Geocaching. Have you heard about that? It is quite a phenomenon among certain people. And we at Bur Oak Land Trust recently decided to jump in and promote our organization in this unique way by placing geocaches. Although I have had some experience with the geocaching world – my sister from Oregon loves geocaching where ever she goes – I haven’t embraced this activity myself. So it was very interesting (and helpful) to get instruction and support from an expert geocacher – Linda Mueller. She took the time to present Geocaching 101 to our property stewards, meet with Bur Oak Land Trust Executive Director Tammy Wright and me for a geocaching planning session, and accompanied Property Stewardship Specialist Seth Somerville and me out to Turkey Creek Nature Preserve to place a number of geocaches.
Although it was a cold and windy day, it was beautiful out. Linda took coordinates (and rechecked coordinates!) while Seth waxed poetic on the different spots he had chosen. And he chose well – they showcased this Turkey Creek property – which is really the point from an organizational standpoint: We have beauty and a great nature experience. Come out and experience this natural beauty and find our geocaches!
When we were done placing the geocaches, I was in charge of entering the geocaches into geocaching.com – coordinates, summary description, long description, waypoints (like parking), difficulty of terrain, and hazards or attractions of the geocache, to name a few. And then I had to wait for the geocaches to be approved by an oversight geocache volunteer for Iowa. Fingers crossed that I had entered everything correctly.
Within a day, our geocaches were live! And it turned out that one set of coordinates was not right – but a very helpful geocacher immediately let me know and I was able to correct that error within a very short time of going live.
This community of geocachers is just great. We immediately started getting notifications of log visits to the geocaches. And I immediately knew that I needed to learn their language. FTF was the first log entry. What did that mean? I had to look it up. It turns out it is “First to find” for that geocache!
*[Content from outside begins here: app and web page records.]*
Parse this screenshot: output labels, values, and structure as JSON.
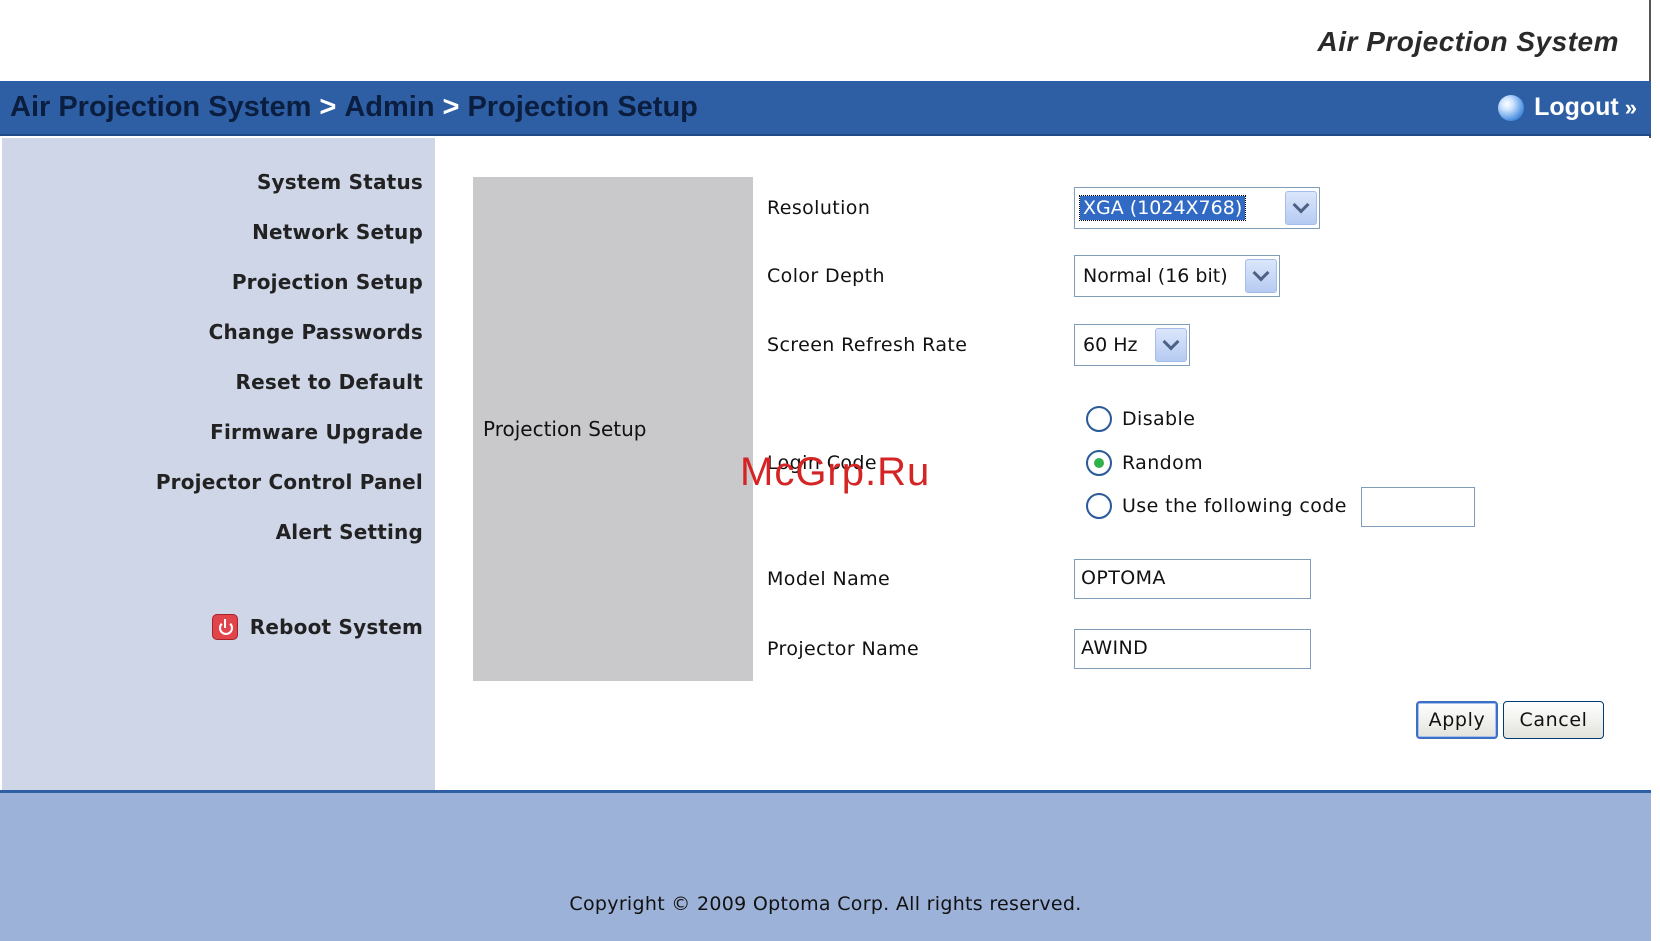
{
  "header": {
    "brand": "Air Projection System",
    "breadcrumb": [
      "Air Projection System",
      "Admin",
      "Projection Setup"
    ],
    "breadcrumb_sep": ">",
    "logout_label": "Logout",
    "logout_arrow": "»"
  },
  "sidebar": {
    "items": [
      {
        "label": "System Status"
      },
      {
        "label": "Network Setup"
      },
      {
        "label": "Projection Setup"
      },
      {
        "label": "Change Passwords"
      },
      {
        "label": "Reset to Default"
      },
      {
        "label": "Firmware Upgrade"
      },
      {
        "label": "Projector Control Panel"
      },
      {
        "label": "Alert Setting"
      }
    ],
    "reboot_label": "Reboot System"
  },
  "form": {
    "section_title": "Projection Setup",
    "resolution": {
      "label": "Resolution",
      "value": "XGA (1024X768)"
    },
    "color_depth": {
      "label": "Color Depth",
      "value": "Normal (16 bit)"
    },
    "refresh_rate": {
      "label": "Screen Refresh Rate",
      "value": "60 Hz"
    },
    "login_code": {
      "label": "Login Code",
      "options": [
        "Disable",
        "Random",
        "Use the following code"
      ],
      "selected": "Random",
      "code_value": ""
    },
    "model_name": {
      "label": "Model Name",
      "value": "OPTOMA"
    },
    "projector_name": {
      "label": "Projector Name",
      "value": "AWIND"
    },
    "apply_label": "Apply",
    "cancel_label": "Cancel"
  },
  "watermark": "McGrp.Ru",
  "footer": {
    "copyright": "Copyright © 2009 Optoma Corp. All rights reserved."
  }
}
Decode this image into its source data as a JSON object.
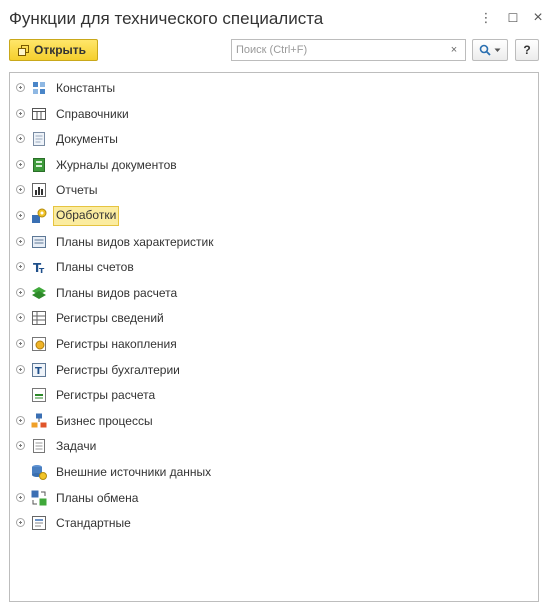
{
  "window": {
    "title": "Функции для технического специалиста",
    "more_label": "⋮",
    "maximize_label": "☐",
    "close_label": "×"
  },
  "toolbar": {
    "open_label": "Открыть",
    "search_placeholder": "Поиск (Ctrl+F)",
    "search_value": "",
    "clear_label": "×",
    "help_label": "?"
  },
  "tree": {
    "items": [
      {
        "label": "Константы",
        "icon": "constants-icon",
        "expandable": true,
        "selected": false
      },
      {
        "label": "Справочники",
        "icon": "catalogs-icon",
        "expandable": true,
        "selected": false
      },
      {
        "label": "Документы",
        "icon": "documents-icon",
        "expandable": true,
        "selected": false
      },
      {
        "label": "Журналы документов",
        "icon": "document-journals-icon",
        "expandable": true,
        "selected": false
      },
      {
        "label": "Отчеты",
        "icon": "reports-icon",
        "expandable": true,
        "selected": false
      },
      {
        "label": "Обработки",
        "icon": "data-processors-icon",
        "expandable": true,
        "selected": true
      },
      {
        "label": "Планы видов характеристик",
        "icon": "chart-of-characteristic-types-icon",
        "expandable": true,
        "selected": false
      },
      {
        "label": "Планы счетов",
        "icon": "chart-of-accounts-icon",
        "expandable": true,
        "selected": false
      },
      {
        "label": "Планы видов расчета",
        "icon": "chart-of-calculation-types-icon",
        "expandable": true,
        "selected": false
      },
      {
        "label": "Регистры сведений",
        "icon": "information-registers-icon",
        "expandable": true,
        "selected": false
      },
      {
        "label": "Регистры накопления",
        "icon": "accumulation-registers-icon",
        "expandable": true,
        "selected": false
      },
      {
        "label": "Регистры бухгалтерии",
        "icon": "accounting-registers-icon",
        "expandable": true,
        "selected": false
      },
      {
        "label": "Регистры расчета",
        "icon": "calculation-registers-icon",
        "expandable": false,
        "selected": false
      },
      {
        "label": "Бизнес процессы",
        "icon": "business-processes-icon",
        "expandable": true,
        "selected": false
      },
      {
        "label": "Задачи",
        "icon": "tasks-icon",
        "expandable": true,
        "selected": false
      },
      {
        "label": "Внешние источники данных",
        "icon": "external-data-sources-icon",
        "expandable": false,
        "selected": false
      },
      {
        "label": "Планы обмена",
        "icon": "exchange-plans-icon",
        "expandable": true,
        "selected": false
      },
      {
        "label": "Стандартные",
        "icon": "standard-icon",
        "expandable": true,
        "selected": false
      }
    ]
  },
  "colors": {
    "accent_button": "#f5cf2d",
    "selection_fill": "#fbeca0",
    "selection_border": "#e6c440",
    "border": "#bdbdbd"
  }
}
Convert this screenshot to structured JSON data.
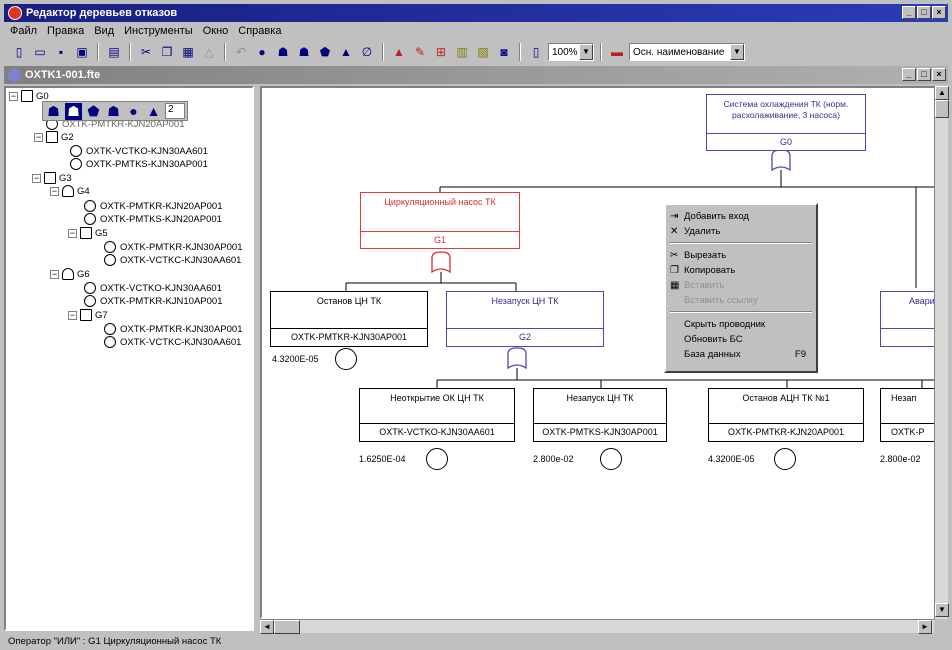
{
  "window": {
    "title": "Редактор деревьев отказов",
    "min": "_",
    "max": "□",
    "close": "×"
  },
  "menu": [
    "Файл",
    "Правка",
    "Вид",
    "Инструменты",
    "Окно",
    "Справка"
  ],
  "toolbar": {
    "zoom": "100%",
    "name_mode": "Осн. наименование"
  },
  "doc": {
    "title": "OXTK1-001.fte"
  },
  "palette": {
    "value": "2"
  },
  "tree": {
    "root": "G0",
    "hidden_item": "OXTK-PMTKR-KJN20AP001",
    "g2": "G2",
    "g2_items": [
      "OXTK-VCTKO-KJN30AA601",
      "OXTK-PMTKS-KJN30AP001"
    ],
    "g3": "G3",
    "g4": "G4",
    "g4_items": [
      "OXTK-PMTKR-KJN20AP001",
      "OXTK-PMTKS-KJN20AP001"
    ],
    "g5": "G5",
    "g5_items": [
      "OXTK-PMTKR-KJN30AP001",
      "OXTK-VCTKC-KJN30AA601"
    ],
    "g6": "G6",
    "g6_items": [
      "OXTK-VCTKO-KJN30AA601",
      "OXTK-PMTKR-KJN10AP001"
    ],
    "g7": "G7",
    "g7_items": [
      "OXTK-PMTKR-KJN30AP001",
      "OXTK-VCTKC-KJN30AA601"
    ]
  },
  "diagram": {
    "top": {
      "title": "Система охлаждения ТК (норм. расхолаживание, 3 насоса)",
      "code": "G0"
    },
    "g1": {
      "title": "Циркуляционный насос ТК",
      "code": "G1"
    },
    "stop": {
      "title": "Останов ЦН ТК",
      "code": "OXTK-PMTKR-KJN30AP001",
      "prob": "4.3200E-05"
    },
    "nostart": {
      "title": "Незапуск ЦН ТК",
      "code": "G2"
    },
    "right_partial": {
      "title": "Авари"
    },
    "leaves": [
      {
        "title": "Неоткрытие ОК ЦН ТК",
        "code": "OXTK-VCTKO-KJN30AA601",
        "prob": "1.6250E-04"
      },
      {
        "title": "Незапуск ЦН ТК",
        "code": "OXTK-PMTKS-KJN30AP001",
        "prob": "2.800e-02"
      },
      {
        "title": "Останов АЦН ТК №1",
        "code": "OXTK-PMTKR-KJN20AP001",
        "prob": "4.3200E-05"
      },
      {
        "title": "Незап",
        "code": "OXTK-P",
        "prob": "2.800e-02"
      }
    ]
  },
  "context_menu": {
    "add_input": "Добавить вход",
    "delete": "Удалить",
    "cut": "Вырезать",
    "copy": "Копировать",
    "paste": "Вставить",
    "paste_special": "Вставить ссылку",
    "hide_wires": "Скрыть проводник",
    "refresh_db": "Обновить БС",
    "database": "База данных",
    "database_shortcut": "F9"
  },
  "status": "Оператор \"ИЛИ\" : G1  Циркуляционный насос ТК"
}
There are many other acronyms in the geocaching world. If you also want to be fluent, check out this link: Geocaching Acronyms
How fun is that! And then longer logs were submitted. These people could easily write blogs for us as they presented their love of the land so effortlessly. Here are some excerpts:
Of all of the hides out here, this one is my favorite. As a young boy, geography and the lines and rivers on a map always fascinated me… I finally got to the destination and I surveyed “my” island. A neat spot. Thank you for bringing me here.
It had rained tonight, and the encroaching darkness set the tone for a refreshing and peaceful walk here tonight. I stopped short of where I needed to, but with the help of the GPS I finally figured out I had a few more steps to take…. I’m still laughing over this one.
A nice description of this pretty area…. I try to think how Iowa was 200 years ago and how much prairie isn’t with us anymore because of our incredibly rich soil….Thank you for allowing us to visit the “place out of time.”
I huffed and puffed up the hill…. Believe me, the climb is worth it! You were right when you said that Iowa is not flat!… This cache earns a favorite point from me.
Stay tuned for more geocaches!